A Leeds city centre enforcement camera snapping motorists illegally nipping into bus lanes to avoid traffic congestion is proving a mega money spinner for the council.
In the six months since the cameras were introduced around the city, 29,325 drivers have been fined a total of £712,000 for flouting the bus lane regulations.
And nearly 30 per cent of the total - 8,678 - were caught breaching the restrictions at just one location - the Vicar Lane, Headrow-Eastgate junction where motorists should turn left down Lady Lane.
Cameras could now be extended to other bus lanes.
A report on how the scheme could be rolled out to other areas is expected to go to the council’s Executive Board within the next three months.

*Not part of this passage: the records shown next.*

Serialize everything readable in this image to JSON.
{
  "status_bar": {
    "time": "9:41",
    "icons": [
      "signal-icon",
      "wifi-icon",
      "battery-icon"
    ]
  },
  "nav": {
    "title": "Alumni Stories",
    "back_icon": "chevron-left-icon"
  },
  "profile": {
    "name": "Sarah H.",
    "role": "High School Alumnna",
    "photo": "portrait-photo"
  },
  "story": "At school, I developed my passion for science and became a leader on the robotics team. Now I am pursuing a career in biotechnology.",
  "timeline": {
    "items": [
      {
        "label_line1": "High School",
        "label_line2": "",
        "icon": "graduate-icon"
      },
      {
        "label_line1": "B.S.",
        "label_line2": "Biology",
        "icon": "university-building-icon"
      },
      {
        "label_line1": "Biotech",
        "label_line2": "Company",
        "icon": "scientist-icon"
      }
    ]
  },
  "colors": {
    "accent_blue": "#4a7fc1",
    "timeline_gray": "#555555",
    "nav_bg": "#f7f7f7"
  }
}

The cameras were placed at problem hotspots and council chiefs insist they are proving an effective deterrent.
They went live on August 8 and in the first nine days cameras picked up about 1,900 motorists illegally using the lanes.
Coun Richard Lewis, council executive member for development, said: “We’re very pleased with this scheme so far as overall the number of motorists abusing the bus lanes is going down, with some seasonal variations.
“It is addressing the problem of selfish drivers blocking bus lanes and slowing down buses, with knock-on effects to other road users across the city centre.
“Drivers knowingly break the law when driving in bus lanes and while the fixed penalty fees come back to the council, the scheme itself has involved significant set-up costs. Any cash left over is ploughed back into vital services.”
A survey last January found that 1,941 drivers unlawfully used bus lanes over three days in one week. At one site – Wellington Road near Clyde Approach – 572 motorists broke the rules.
Most offences took place during the morning peak period between 7.30am and 9am, delaying buses.
The penalty charge is £60, reduced to £30 if paid within 14 days. People have a right of appeal.
Emergency vehicles and taxis are allowed to use the bus lanes but not private hire cars.
The council last year acquired the responsibility from the police for enforcing rules designed to keep bus lanes clear.